“I had the advantage of having been on both sides, with the women who didn’t work outside of the home and the women who did,” Sherry, 51, says in an interview. “I was very sensitive to when one group would be unkind about the other.”
The effect of Wall Street’s culture on the next generation culminates in the back of a preschool assembly. Isabelle is sitting there with other oddballs when her son springs forward and tugs hard on the underwear peeking from the jeans of the woman who stole her fiance. Snap!
In the novel, Isabelle is a managing director at an investment bank. In reality, Sherry held that same title at Bear Stearns Cos., where she worked in institutional equities. (Her husband, Steve Klinsky, founded and runs private equity firm New Mountain Capital.)
While there was no thong-snapping incident in real life, Sherry says there was a time when she sat with a child who noticed another mom’s thong peeking up. “He was fascinated.” As for the preschool scene, she says, it’s “pretty accurate.”
Sherry also witnessed frictions between women on and off Wall Street. She recalls working women’s “snide remarks” about the way a year-end teacher’s gift was handled by the moms without jobs. “That sort of stuff really hurt me,” she says. “I always come back to the fact that one group needs the other.”
Such attitudes compound the challenges women face and shape how the next generation behaves, she says.
“Men do not judge each other through such a harsh scope, and women really need to just stop,” Sherry says. “We’re telling our kids to be nice and more attuned to bullying, and sometimes I think they are learning from us this tendency, out of insecurity or whatever it is, to tap into a mean-girls thing.”
Sherry left Bear Stearns and soon enrolled in a masters of fine arts program at Columbia University. “I wanted to have something that was mine and wasn’t nearly as time consuming,” she says.

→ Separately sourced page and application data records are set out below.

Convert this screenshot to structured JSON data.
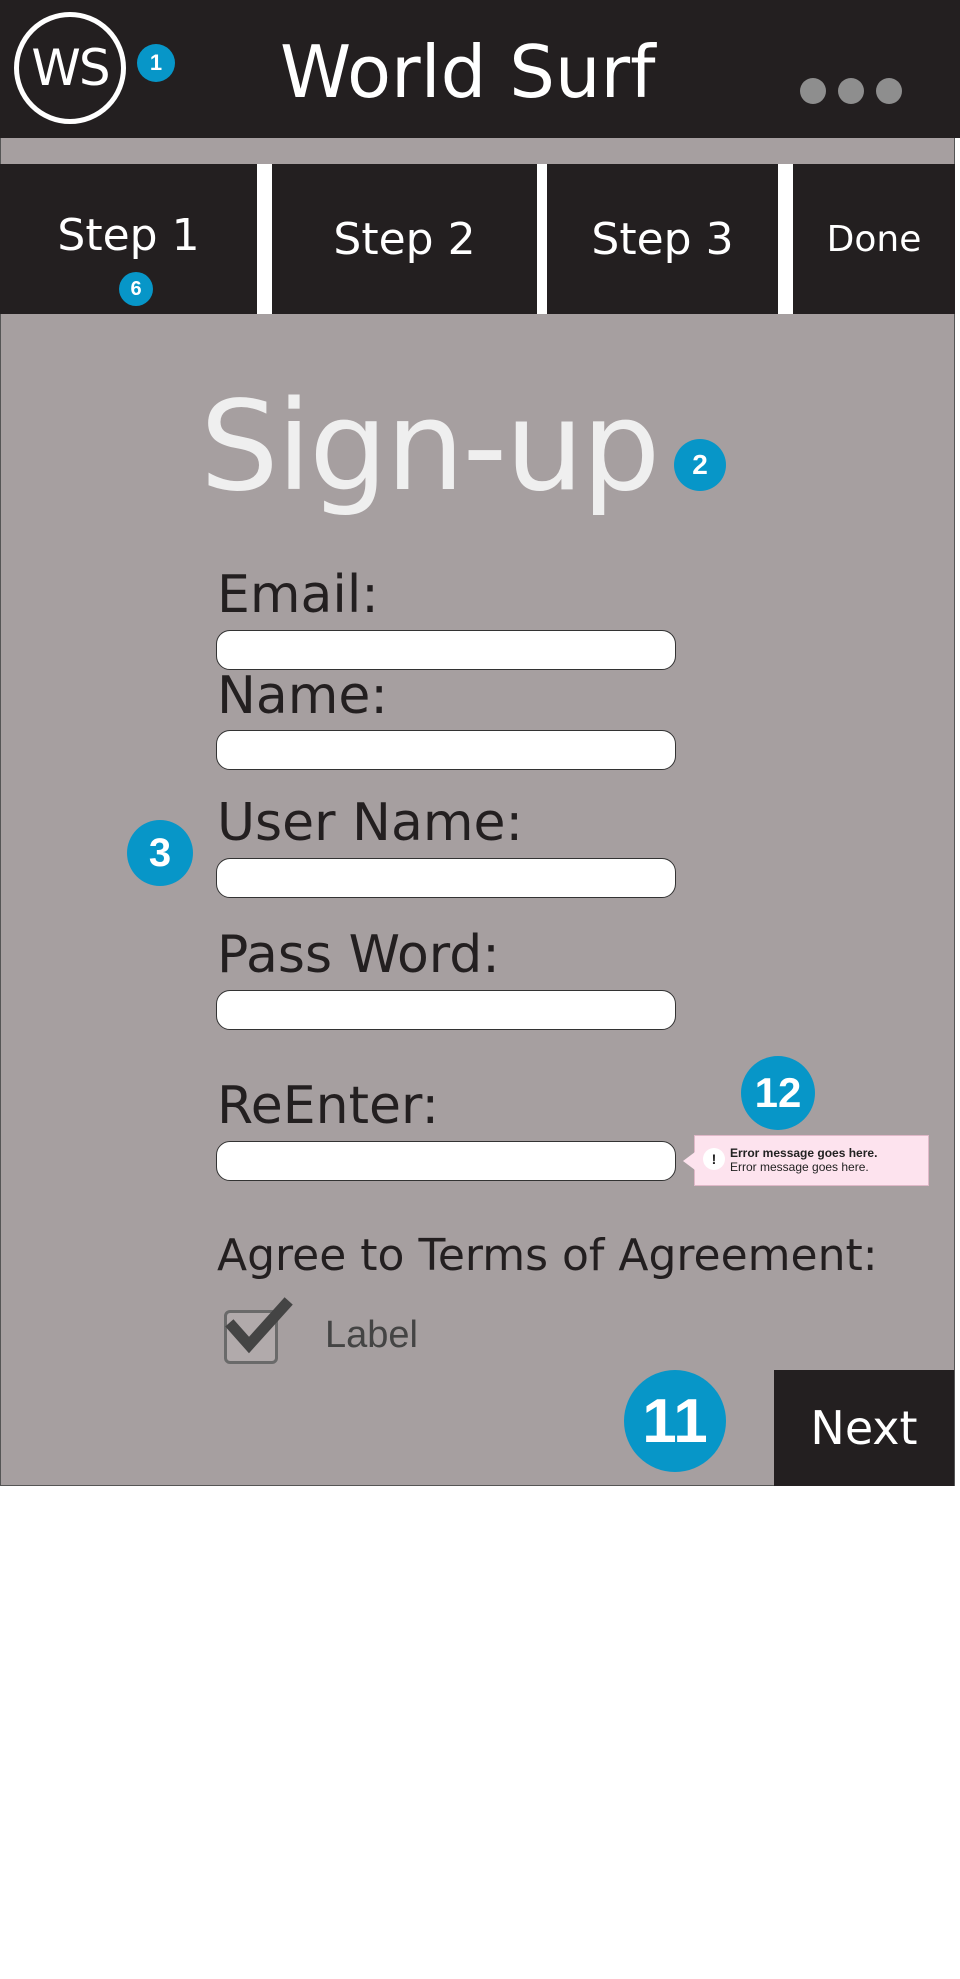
{
  "header": {
    "logo_text": "WS",
    "title": "World Surf",
    "more_icon": "more-dots-icon"
  },
  "steps": [
    {
      "label": "Step 1"
    },
    {
      "label": "Step 2"
    },
    {
      "label": "Step 3"
    },
    {
      "label": "Done"
    }
  ],
  "form": {
    "heading": "Sign-up",
    "fields": [
      {
        "label": "Email:",
        "value": ""
      },
      {
        "label": "Name:",
        "value": ""
      },
      {
        "label": "User Name:",
        "value": ""
      },
      {
        "label": "Pass Word:",
        "value": ""
      },
      {
        "label": "ReEnter:",
        "value": ""
      }
    ],
    "error": {
      "icon": "!",
      "title": "Error message goes here.",
      "body": "Error message goes here."
    },
    "agree_label": "Agree to Terms of Agreement:",
    "checkbox": {
      "label": "Label",
      "checked": true
    },
    "next_label": "Next"
  },
  "annotations": {
    "logo": "1",
    "heading": "2",
    "fields": "3",
    "step": "6",
    "next": "11",
    "error": "12"
  },
  "colors": {
    "bar": "#231f20",
    "background": "#a69fa0",
    "badge": "#0796c8",
    "error_bg": "#fde3ee"
  }
}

That shifted her focus from dealing with men to dealing with women.
On Wall Street, “I wanted to be so part of the team and be accepted. There were so few women, of course your alliances were with men,” she says. After leaving, “it was really the first time since college that I made friends with women again.”

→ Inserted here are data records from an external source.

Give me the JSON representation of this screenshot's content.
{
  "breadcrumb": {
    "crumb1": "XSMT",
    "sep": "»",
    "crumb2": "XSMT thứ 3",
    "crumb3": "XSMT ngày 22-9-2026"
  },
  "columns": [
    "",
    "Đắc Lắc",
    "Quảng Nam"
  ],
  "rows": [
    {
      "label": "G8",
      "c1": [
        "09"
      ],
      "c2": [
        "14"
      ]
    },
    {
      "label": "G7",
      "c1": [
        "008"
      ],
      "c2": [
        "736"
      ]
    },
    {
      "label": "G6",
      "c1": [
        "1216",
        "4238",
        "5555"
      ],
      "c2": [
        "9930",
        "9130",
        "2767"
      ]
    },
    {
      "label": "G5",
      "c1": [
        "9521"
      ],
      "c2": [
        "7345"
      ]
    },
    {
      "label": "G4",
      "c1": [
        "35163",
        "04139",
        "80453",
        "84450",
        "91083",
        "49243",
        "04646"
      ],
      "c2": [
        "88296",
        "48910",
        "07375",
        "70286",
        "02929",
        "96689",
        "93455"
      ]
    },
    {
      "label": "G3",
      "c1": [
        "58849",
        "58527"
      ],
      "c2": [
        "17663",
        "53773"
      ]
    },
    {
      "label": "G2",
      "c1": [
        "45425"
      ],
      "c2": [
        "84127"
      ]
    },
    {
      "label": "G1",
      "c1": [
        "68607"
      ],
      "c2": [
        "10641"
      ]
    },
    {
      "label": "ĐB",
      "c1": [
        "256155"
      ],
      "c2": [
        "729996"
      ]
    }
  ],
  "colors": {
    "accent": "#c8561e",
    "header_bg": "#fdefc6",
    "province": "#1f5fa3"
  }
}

The former rower fit in, mostly. “I was seen as quirky,” she says. “I had this crazy bicycle I would take to school, with a kid in the front and one in the back. There were a lot more black sedans.”
The other night she and her husband hosted a cocktail party for the parents of kids in her eighth-grader’s class (they have four children -- two from before she left Bear Stearns and two after). She enjoys such gatherings. “Just being in the flow of e-mail and comments: It sounds really mundane and maybe the former me would have pooh-poohed it, but it’s just nice to have that connection with other people. Before you didn’t have time for it.”

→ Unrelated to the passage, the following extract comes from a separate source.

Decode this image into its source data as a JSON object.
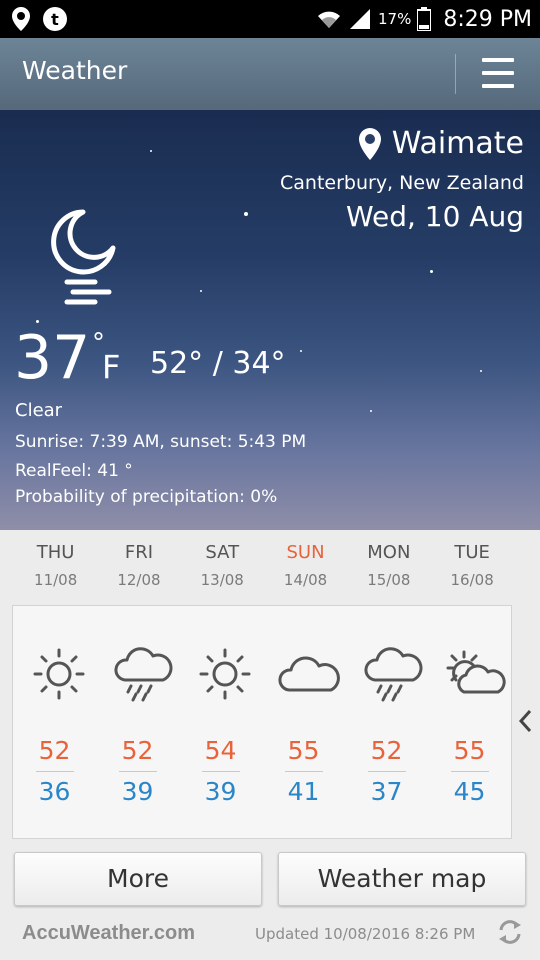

“Opening Belle” is being published by CBS Corp.’s Simon & Schuster. Some of the most gratifying responses Sherry has received so far are from women and men who have worked on Wall Street, reacting to how Belle describes her love of markets.
Everyone, at every pay scale, wants to feel productive, she says. It’s progress that there are more stay-at-home dads, and women her age are going back to work, and younger women are finding more work on their terms.
“Ambition is a hard thing to turn off,” she says.